Brazil’s central bank cut reserve requirements on banks from 31% to 25% last week as part of a long-term initiative to bring down reserve requirements. The change, effective March 16, will free up some 49 billion reais ($11.2 billion equivalent) into the financial system and perhaps alleviate growth headwinds. The move may also drive faster loan growth which should further support consumer demand, one of the aspects of the Brazilian economy that has shown a turnaround. The real closed slightly firmer at 4.3885 to the dollar while BRAZIL 50s were lower, trading in the high 109s.


Foreign demand for ruble-bonds has continued in 2020 following the 34% returns investors made in 2019. With the central bank signalling more cuts, investors are bullish on the prospects of RFLBs with 10Y yields having fallen below 6% for the first time in about 10 years last week. The trend looks to follow 2019’s where $16 billion was poured into the bonds with the high demand at the weekly OFZ auctions seeing the Finance Ministry posting its biggest sale since May 2019. Slowing inflation which has seen Russia have some of the highest real rates in EM has also given the central bank even more room for cuts even after 175bps of easing this cycle. The foreign demand has helped prop up the ruble amid an oil slump with the currency only 3.4% weaker against the dollar against an 11% slide in Brent prices. The ruble closed weaker at 65.3445 to the dollar while RUSSIA 47s were higher, trading in the mid 134s.

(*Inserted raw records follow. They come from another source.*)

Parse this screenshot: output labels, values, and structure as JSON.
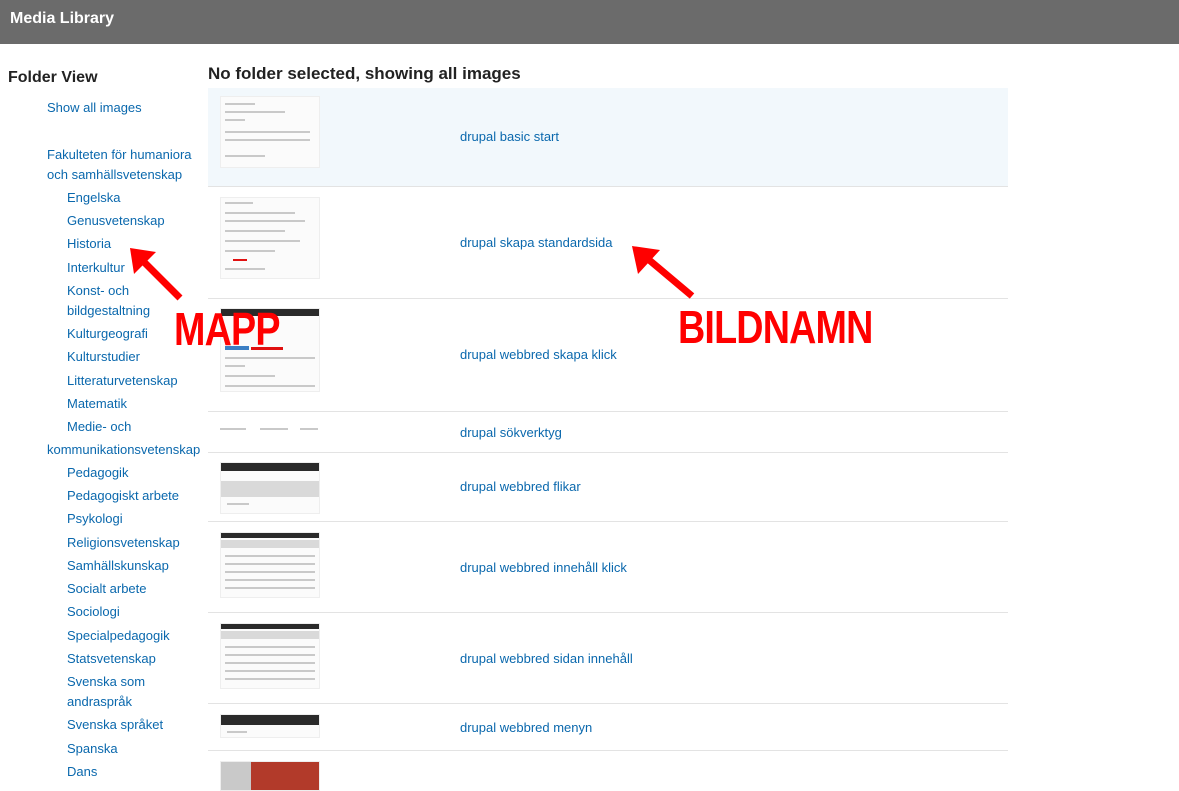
{
  "header": {
    "title": "Media Library"
  },
  "sidebar": {
    "heading": "Folder View",
    "show_all": "Show all images",
    "faculty_line1": "Fakulteten för humaniora",
    "faculty_line2": "och samhällsvetenskap",
    "folders": {
      "engelska": "Engelska",
      "genus": "Genusvetenskap",
      "historia": "Historia",
      "interkultur": "Interkultur",
      "konst1": "Konst- och",
      "konst2": "bildgestaltning",
      "kulturgeografi": "Kulturgeografi",
      "kulturstudier": "Kulturstudier",
      "litteratur": "Litteraturvetenskap",
      "matematik": "Matematik",
      "medie1": "Medie- och",
      "medie2": "kommunikationsvetenskap",
      "pedagogik": "Pedagogik",
      "ped_arbete": "Pedagogiskt arbete",
      "psykologi": "Psykologi",
      "religion": "Religionsvetenskap",
      "samhall": "Samhällskunskap",
      "socialt": "Socialt arbete",
      "sociologi": "Sociologi",
      "special": "Specialpedagogik",
      "stats": "Statsvetenskap",
      "svenska_som1": "Svenska som",
      "svenska_som2": "andraspråk",
      "svenska_sprak": "Svenska språket",
      "spanska": "Spanska",
      "dans": "Dans"
    }
  },
  "main": {
    "title": "No folder selected, showing all images",
    "images": [
      "drupal basic start",
      "drupal skapa standardsida",
      "drupal webbred skapa klick",
      "drupal sökverktyg",
      "drupal webbred flikar",
      "drupal webbred innehåll klick",
      "drupal webbred sidan innehåll",
      "drupal webbred menyn"
    ]
  },
  "annotations": {
    "folder_label": "MAPP",
    "image_label": "BILDNAMN"
  },
  "colors": {
    "header_bg": "#6b6b6b",
    "link": "#0a68ad",
    "annotation": "#ff0000",
    "row_highlight": "#f2f8fc"
  },
  "icons": [
    "red-arrow-icon"
  ]
}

Nigeria’s economy outperformed in 2019, growing 2.27% against expectations of 2.21%. This came as Q4 GDP rose 2.55% YoY from 2.3% in Q3 amid an increase in oil output and steps by the central bank to boost credit growth. Growth in financial services also contributed, growing 3.19% in Q4 YoY compared to 2.72% a year back. A report by the IMF last week however lowered the forecast for 2020 GDP growth from 2.5% to 2% amid the slump in oil prices. The naira was flat at 361.91 to the dollar while NGERIIA 49s were lower, trading in the low 114s.